The COVID-19 pandemic has forced most industries to reimagine their business models. For Minnesota’s health care systems, the necessity of implementing new models of care has accelerated change; these changes are now transforming them into business ecosystems. Ecosystems are a set of disparate initiatives combined to deliver consistent value to the customer. Disney is a prominent example that uses its multichannel brand with theme parks, movies, streaming, cruises, toys, apparel and games to consistently deliver a high-quality product. The transformation of health systems to ecosystems can be a model for any business as they contain three key strategies.
Creating seamless consumer engagement is a fundamental strategy of successful ecosystems. Health systems have spent significant money and leadership in implementing digital health records systems for operational effectiveness. They are now emulating leading online retailers and adding sophisticated consumer interfaces that will more easily connect consumers with their own data, provider communications, scheduling systems, pharmacies and many other clinical services.
Broadening the reach of the service delivery model is also a critical strategy. The site of health care is changing, and the home is increasingly being used to provide clinical services. Telehealth services blossomed during the pandemic, and it is projected that those health systems that adopt the ecosystem model will deliver approximately 25% to 40% of outpatient care remotely in the future. New home-based clinical monitoring devices are being deployed widely and the use of technology to enable “hospital at home” is expanding and is now being used by Minnesota systems and over 150 hospitals nationally.
Implementing a comprehensive information technology platform is the third essential strategy for creating a new ecosystem. For example, Mayo Clinic has entered into a long-term relationship with Google to house their data in Google’s health cloud.

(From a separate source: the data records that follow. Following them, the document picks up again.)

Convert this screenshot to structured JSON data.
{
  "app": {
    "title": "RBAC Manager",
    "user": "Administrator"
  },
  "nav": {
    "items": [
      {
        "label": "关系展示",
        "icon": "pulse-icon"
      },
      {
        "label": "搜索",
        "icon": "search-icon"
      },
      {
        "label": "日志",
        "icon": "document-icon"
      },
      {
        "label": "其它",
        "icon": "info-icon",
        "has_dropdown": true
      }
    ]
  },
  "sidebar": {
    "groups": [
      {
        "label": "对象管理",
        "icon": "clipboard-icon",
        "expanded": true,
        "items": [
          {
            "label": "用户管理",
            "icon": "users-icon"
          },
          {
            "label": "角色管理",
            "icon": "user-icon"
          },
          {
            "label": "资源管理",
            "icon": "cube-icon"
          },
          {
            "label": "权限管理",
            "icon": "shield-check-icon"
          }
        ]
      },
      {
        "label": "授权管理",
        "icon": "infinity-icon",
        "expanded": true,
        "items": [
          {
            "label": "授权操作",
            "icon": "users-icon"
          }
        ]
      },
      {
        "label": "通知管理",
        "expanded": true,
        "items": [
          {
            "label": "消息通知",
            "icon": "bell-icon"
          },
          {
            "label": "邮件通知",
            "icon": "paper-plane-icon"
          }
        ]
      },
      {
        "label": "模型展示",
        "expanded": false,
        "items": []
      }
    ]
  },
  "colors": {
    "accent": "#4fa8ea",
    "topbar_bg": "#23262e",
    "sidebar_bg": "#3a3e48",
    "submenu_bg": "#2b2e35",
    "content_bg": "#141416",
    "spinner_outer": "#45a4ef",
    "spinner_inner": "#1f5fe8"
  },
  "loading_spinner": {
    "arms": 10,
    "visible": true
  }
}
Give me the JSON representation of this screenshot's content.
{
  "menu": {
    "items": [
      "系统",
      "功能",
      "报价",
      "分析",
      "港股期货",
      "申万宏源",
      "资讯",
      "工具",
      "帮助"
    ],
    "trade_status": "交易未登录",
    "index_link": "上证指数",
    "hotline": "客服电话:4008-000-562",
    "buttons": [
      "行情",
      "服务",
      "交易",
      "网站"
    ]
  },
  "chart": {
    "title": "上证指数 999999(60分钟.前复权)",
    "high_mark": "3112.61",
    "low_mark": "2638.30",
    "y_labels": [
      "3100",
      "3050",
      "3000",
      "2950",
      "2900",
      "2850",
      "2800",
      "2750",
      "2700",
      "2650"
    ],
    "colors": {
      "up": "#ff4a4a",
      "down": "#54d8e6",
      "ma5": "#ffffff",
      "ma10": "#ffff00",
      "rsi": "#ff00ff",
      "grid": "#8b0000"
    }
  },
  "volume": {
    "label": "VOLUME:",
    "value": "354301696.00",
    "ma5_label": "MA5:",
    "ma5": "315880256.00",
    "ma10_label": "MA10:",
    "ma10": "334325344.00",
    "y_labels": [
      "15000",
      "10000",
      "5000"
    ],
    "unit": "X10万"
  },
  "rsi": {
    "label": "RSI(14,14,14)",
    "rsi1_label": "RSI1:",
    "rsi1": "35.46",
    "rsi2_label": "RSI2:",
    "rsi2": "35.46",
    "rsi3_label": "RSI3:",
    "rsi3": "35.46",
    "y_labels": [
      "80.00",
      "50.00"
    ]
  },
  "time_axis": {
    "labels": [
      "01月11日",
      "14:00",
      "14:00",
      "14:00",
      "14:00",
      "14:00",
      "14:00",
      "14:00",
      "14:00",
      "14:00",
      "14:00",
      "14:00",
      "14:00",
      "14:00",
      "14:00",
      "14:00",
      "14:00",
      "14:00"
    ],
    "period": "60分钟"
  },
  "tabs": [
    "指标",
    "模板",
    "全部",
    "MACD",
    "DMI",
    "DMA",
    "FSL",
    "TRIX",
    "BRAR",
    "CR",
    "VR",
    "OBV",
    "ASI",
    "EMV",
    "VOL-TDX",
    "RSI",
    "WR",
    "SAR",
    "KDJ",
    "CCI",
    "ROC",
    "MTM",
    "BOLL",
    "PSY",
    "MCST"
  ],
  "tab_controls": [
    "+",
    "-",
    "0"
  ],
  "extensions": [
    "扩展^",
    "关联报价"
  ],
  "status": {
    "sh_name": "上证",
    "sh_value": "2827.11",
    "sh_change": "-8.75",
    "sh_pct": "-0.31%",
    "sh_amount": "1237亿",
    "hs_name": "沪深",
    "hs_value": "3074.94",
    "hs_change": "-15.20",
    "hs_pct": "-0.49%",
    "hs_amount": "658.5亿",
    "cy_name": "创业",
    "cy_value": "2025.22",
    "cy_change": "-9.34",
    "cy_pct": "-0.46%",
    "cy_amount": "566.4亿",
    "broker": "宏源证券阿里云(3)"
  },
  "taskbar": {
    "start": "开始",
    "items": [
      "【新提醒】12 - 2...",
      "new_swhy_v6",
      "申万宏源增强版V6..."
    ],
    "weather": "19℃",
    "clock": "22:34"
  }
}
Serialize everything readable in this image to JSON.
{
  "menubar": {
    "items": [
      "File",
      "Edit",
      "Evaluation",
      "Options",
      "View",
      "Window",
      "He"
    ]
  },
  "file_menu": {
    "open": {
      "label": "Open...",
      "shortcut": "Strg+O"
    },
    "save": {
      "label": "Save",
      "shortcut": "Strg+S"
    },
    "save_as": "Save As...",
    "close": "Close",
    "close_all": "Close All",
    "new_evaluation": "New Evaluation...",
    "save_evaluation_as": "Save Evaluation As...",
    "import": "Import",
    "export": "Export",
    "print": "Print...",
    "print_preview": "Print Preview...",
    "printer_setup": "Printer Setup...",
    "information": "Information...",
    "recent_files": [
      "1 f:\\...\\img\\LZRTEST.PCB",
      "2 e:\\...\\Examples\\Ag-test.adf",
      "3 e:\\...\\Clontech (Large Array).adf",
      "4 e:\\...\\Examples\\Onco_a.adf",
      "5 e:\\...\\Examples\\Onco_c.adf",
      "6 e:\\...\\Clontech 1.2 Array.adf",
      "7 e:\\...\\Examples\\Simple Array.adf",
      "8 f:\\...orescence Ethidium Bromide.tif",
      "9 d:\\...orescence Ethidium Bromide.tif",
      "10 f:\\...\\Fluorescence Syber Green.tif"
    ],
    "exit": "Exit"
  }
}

They are also using Google’s AI and advanced analytics tools to integrate information from all data sources to provide a comprehensive picture and suggested actions for both the patient and their doctor.
While challenges remain in the shift to health care ecosystems, the symbol of health care is moving from the stethoscope to the cellphone. Health ecosystems are the vehicle for the next generation of health systems, and they will be providing Minnesotans with increased convenience, engagement and long-term health. The three key strategies can support any business moving to an ecosystem.
Dan McLaughlin is a senior executive fellow at the University of St. Thomas Opus College of Business.